Bookworm's interest at 20 months: At first, I tried reading the book as is, and he quickly tired of it and fussed as I wanted to finish reading it myself. Once I'd finished, I gave it another try without all of the text. I just pointed to the images and explained the gist of the story line, and the Spanish words. He loved it, and we've read it about 7 times since with no fussing. I'm sure he'll grow into the book in time, and I'm so pleased to have this one on our shelf.

More on Jack Ezra Keats, per Wikipedia. In part, "Keats is best known for introducing multiculturalism into mainstream American children's literature. He was one of the first children’s book authors in the English-speaking world to use an urban setting for his stories, and he developed the use of collage as a medium for illustration." We've been holding our review of Snowy Day until wintertime.

Do you have any favorite books that weave Spanish vocabulary into a story? We recently bought a bilingual version of a Richard Scarry book we love, but I'm interested in other picture books rather than word books.


Christy said...

Interesting. I'll look for this one.

Anonymous said...

i think it is called Margret and margarita or something. it is my all time favorite for introducing spanish in the text.

vanessa said...

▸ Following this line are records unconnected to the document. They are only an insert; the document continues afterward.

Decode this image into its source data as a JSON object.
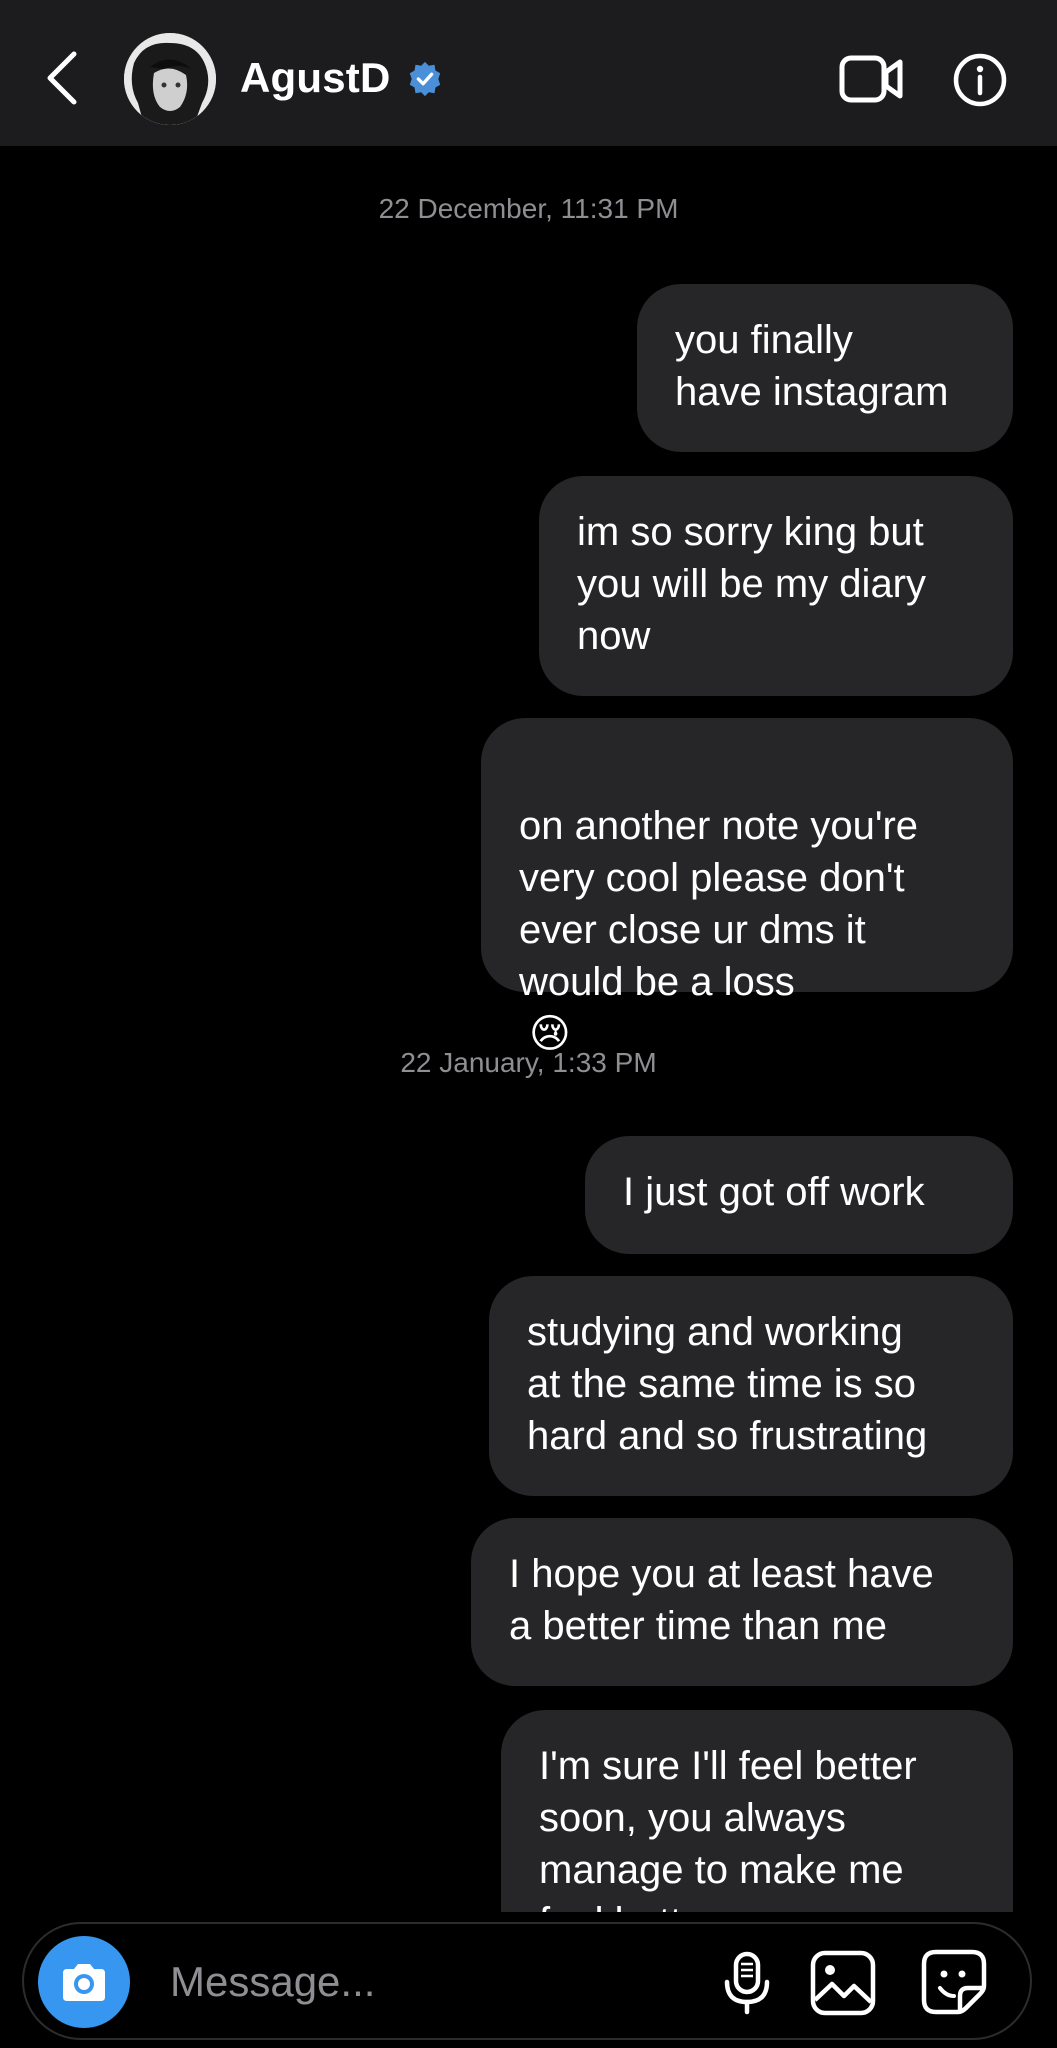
{
  "header": {
    "name": "AgustD",
    "verified": true,
    "icons": {
      "back": "chevron-left-icon",
      "video": "video-camera-icon",
      "info": "info-icon",
      "verified": "verified-badge-icon"
    }
  },
  "thread": {
    "groups": [
      {
        "date": "22 December, 11:31 PM",
        "messages": [
          "you finally\nhave instagram",
          "im so sorry king but\nyou will be my diary\nnow",
          "on another note you're\nvery cool please don't\never close ur dms it\nwould be a loss"
        ]
      },
      {
        "date": "22 January, 1:33 PM",
        "messages": [
          "I just got off work",
          "studying and working\nat the same time is so\nhard and so frustrating",
          "I hope you at least have\na better time than me",
          "I'm sure I'll feel better\nsoon, you always\nmanage to make me\nfeel better"
        ]
      }
    ],
    "emoji": "😢"
  },
  "composer": {
    "placeholder": "Message...",
    "icons": {
      "camera": "camera-icon",
      "mic": "microphone-icon",
      "gallery": "image-gallery-icon",
      "sticker": "sticker-icon"
    }
  },
  "colors": {
    "background": "#000000",
    "header": "#1c1c1e",
    "bubble": "#262628",
    "accent": "#3797f0",
    "verified": "#4a90d9",
    "timestamp": "#8e8e93"
  }
}
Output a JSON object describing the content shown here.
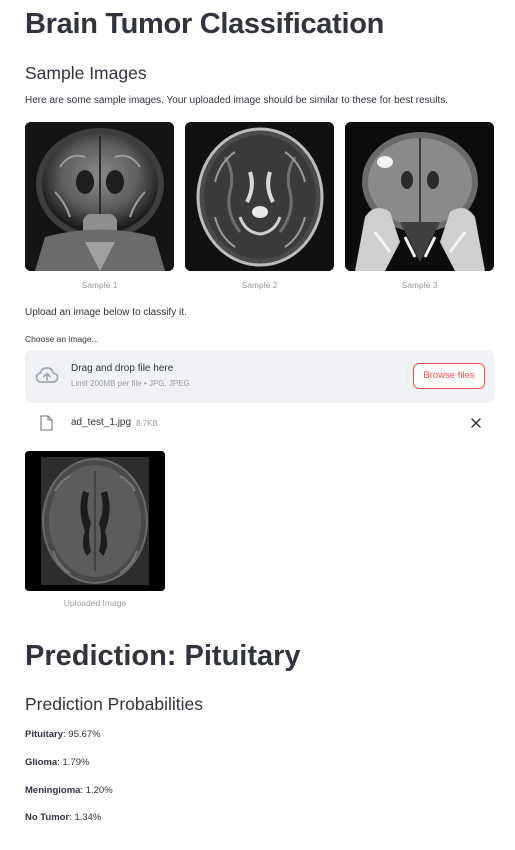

This looks amazing. I hope I can find it. I too, love books that weave Spanish into them but are not totally in spanish (my skills are limited after all!) But we really love Susan Middleton Elya's books--they have a nice combo of english and spanish. We've read several of hers: One called Oh No! Gotta Go! reviewed here:
and Sophie's Trophy reviewed here: